Despite working with many high profile journalists and meeting heads of state, celebrities, sports stars, Jim remained the same, un-assuming man behind the camera. He has photographed every major event for over fifty years from election counts, awards nights, angry demonstrations to a visiting president or Walking Sunday at Punchestown……….and that’s what was different about Jim Gaffney – he gave as much time to taking a shot of the council lads at work as he did taking the Mayor on duty in the Council Chambers. He would pay the same attention to senior citizens at their annual party as he would to the fashionistas on Ladies Day. For children participating in Ballymore Festival Parade who shouted “Take me, take me!” he duly obliged, knowing full well, he would only get paid for what went to press.
Before our own Chris took up the camera, Jim happily supplied us with photographs in The Bugle of local events but is for his work as a photographer with The Leinster Leader that he is best remembered.
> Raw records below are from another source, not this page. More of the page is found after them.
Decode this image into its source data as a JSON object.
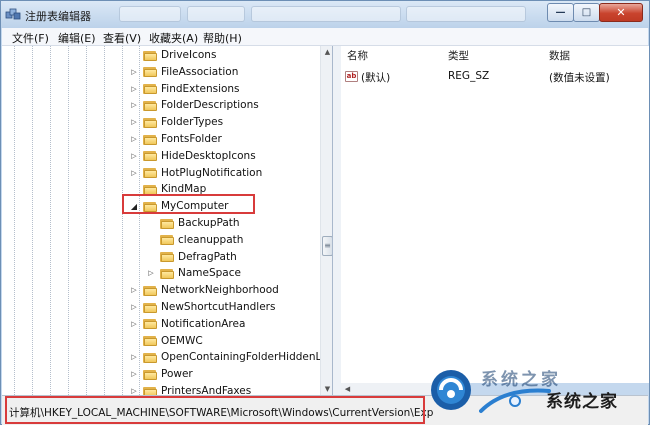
{
  "window": {
    "title": "注册表编辑器",
    "controls": {
      "minimize": "—",
      "maximize": "□",
      "close": "✕"
    }
  },
  "menubar": {
    "items": [
      {
        "label": "文件(F)"
      },
      {
        "label": "编辑(E)"
      },
      {
        "label": "查看(V)"
      },
      {
        "label": "收藏夹(A)"
      },
      {
        "label": "帮助(H)"
      }
    ]
  },
  "tree": {
    "nodes": [
      {
        "label": "DriveIcons",
        "expander": ""
      },
      {
        "label": "FileAssociation",
        "expander": "▷"
      },
      {
        "label": "FindExtensions",
        "expander": "▷"
      },
      {
        "label": "FolderDescriptions",
        "expander": "▷"
      },
      {
        "label": "FolderTypes",
        "expander": "▷"
      },
      {
        "label": "FontsFolder",
        "expander": "▷"
      },
      {
        "label": "HideDesktopIcons",
        "expander": "▷"
      },
      {
        "label": "HotPlugNotification",
        "expander": "▷"
      },
      {
        "label": "KindMap",
        "expander": ""
      },
      {
        "label": "MyComputer",
        "expander": "◢"
      },
      {
        "label": "BackupPath",
        "expander": ""
      },
      {
        "label": "cleanuppath",
        "expander": ""
      },
      {
        "label": "DefragPath",
        "expander": ""
      },
      {
        "label": "NameSpace",
        "expander": "▷"
      },
      {
        "label": "NetworkNeighborhood",
        "expander": "▷"
      },
      {
        "label": "NewShortcutHandlers",
        "expander": "▷"
      },
      {
        "label": "NotificationArea",
        "expander": "▷"
      },
      {
        "label": "OEMWC",
        "expander": ""
      },
      {
        "label": "OpenContainingFolderHiddenList",
        "expander": "▷"
      },
      {
        "label": "Power",
        "expander": "▷"
      },
      {
        "label": "PrintersAndFaxes",
        "expander": "▷"
      }
    ]
  },
  "values_pane": {
    "headers": {
      "name": "名称",
      "type": "类型",
      "data": "数据"
    },
    "rows": [
      {
        "icon": "ab",
        "name": "(默认)",
        "type": "REG_SZ",
        "data": "(数值未设置)"
      }
    ]
  },
  "statusbar": {
    "path": "计算机\\HKEY_LOCAL_MACHINE\\SOFTWARE\\Microsoft\\Windows\\CurrentVersion\\Exp"
  },
  "watermark": {
    "text": "系统之家",
    "ghost_text": "系统之家"
  },
  "colors": {
    "highlight_box": "#d83b3b",
    "folder": "#f0c75a",
    "titlebar": "#bcd2ea"
  },
  "icons": {
    "app": "registry-editor-icon",
    "folder": "folder-icon",
    "string_value": "string-value-icon"
  }
}
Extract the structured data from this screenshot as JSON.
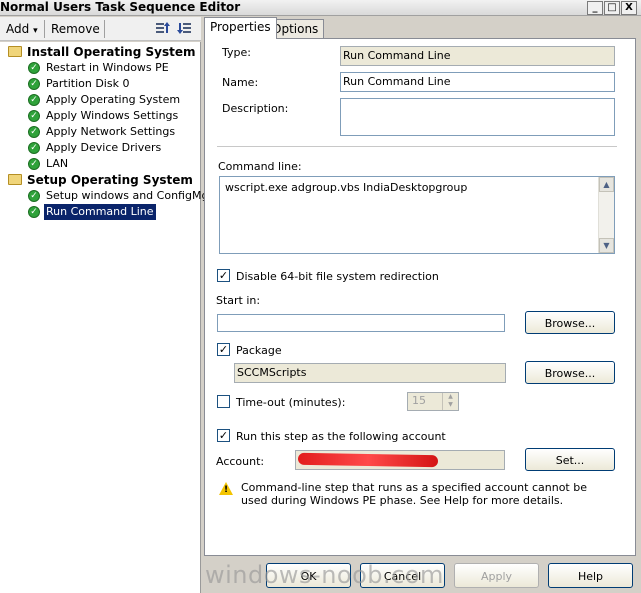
{
  "window": {
    "title": "Normal Users Task Sequence Editor",
    "minimize": "_",
    "maximize": "□",
    "close": "X"
  },
  "toolbar": {
    "add_label": "Add",
    "add_arrow": "▾",
    "remove_label": "Remove"
  },
  "tree": {
    "groups": [
      {
        "label": "Install Operating System",
        "items": [
          "Restart in Windows PE",
          "Partition Disk 0",
          "Apply Operating System",
          "Apply Windows Settings",
          "Apply Network Settings",
          "Apply Device Drivers",
          "LAN"
        ]
      },
      {
        "label": "Setup Operating System",
        "items": [
          "Setup windows and ConfigMgr",
          "Run Command Line"
        ]
      }
    ],
    "selected": "Run Command Line"
  },
  "tabs": [
    "Properties",
    "Options"
  ],
  "properties": {
    "type_label": "Type:",
    "type_value": "Run Command Line",
    "name_label": "Name:",
    "name_value": "Run Command Line",
    "description_label": "Description:",
    "description_value": "",
    "command_label": "Command line:",
    "command_value": "wscript.exe adgroup.vbs IndiaDesktopgroup",
    "disable64_label": "Disable 64-bit file system redirection",
    "disable64_checked": true,
    "startin_label": "Start in:",
    "startin_value": "",
    "browse_label": "Browse...",
    "package_label": "Package",
    "package_checked": true,
    "package_value": "SCCMScripts",
    "timeout_label": "Time-out (minutes):",
    "timeout_checked": false,
    "timeout_value": "15",
    "runas_label": "Run this step as the following account",
    "runas_checked": true,
    "account_label": "Account:",
    "set_label": "Set...",
    "warning_text": "Command-line step that runs as a specified account cannot be used during Windows PE phase. See Help for more details."
  },
  "footer": {
    "ok": "OK",
    "cancel": "Cancel",
    "apply": "Apply",
    "help": "Help"
  },
  "watermark": "windows-noob.com",
  "glyphs": {
    "check": "✓",
    "checkbox_tick": "✓",
    "up": "▲",
    "down": "▼",
    "warn": "!"
  }
}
In latter years, his handwriting was a tad shaky and when I would ask Jim if it was Kate, Kitty or Kay on the caption, he would look bemused and say “What do you think yourself?”
As Paddy Behan said in presenting Jim with his 2007 Naas Town Council Hall of Fame Award; “A modest man whose pictures of people, places and things have graced the walls and mantelpieces of our homes and the pages of our local paper for the past 50 years”.
Had Jim charged or claimed copyright of his work over the years, he would indeed have been a wealthy man but that was not his style. He enjoyed his work, as much meeting the people as he did making a study of them on camera.
We extend our sympathy to his son Ger and members of the Gaffney and Fisher family. May he rest in peace, amen.
Rose B O Donoghue
Our thanks to Paddy Behan, Stan Hickey, Liam Kenny of Naas Local History Group and Maggie Fisher for assistance with this tribute.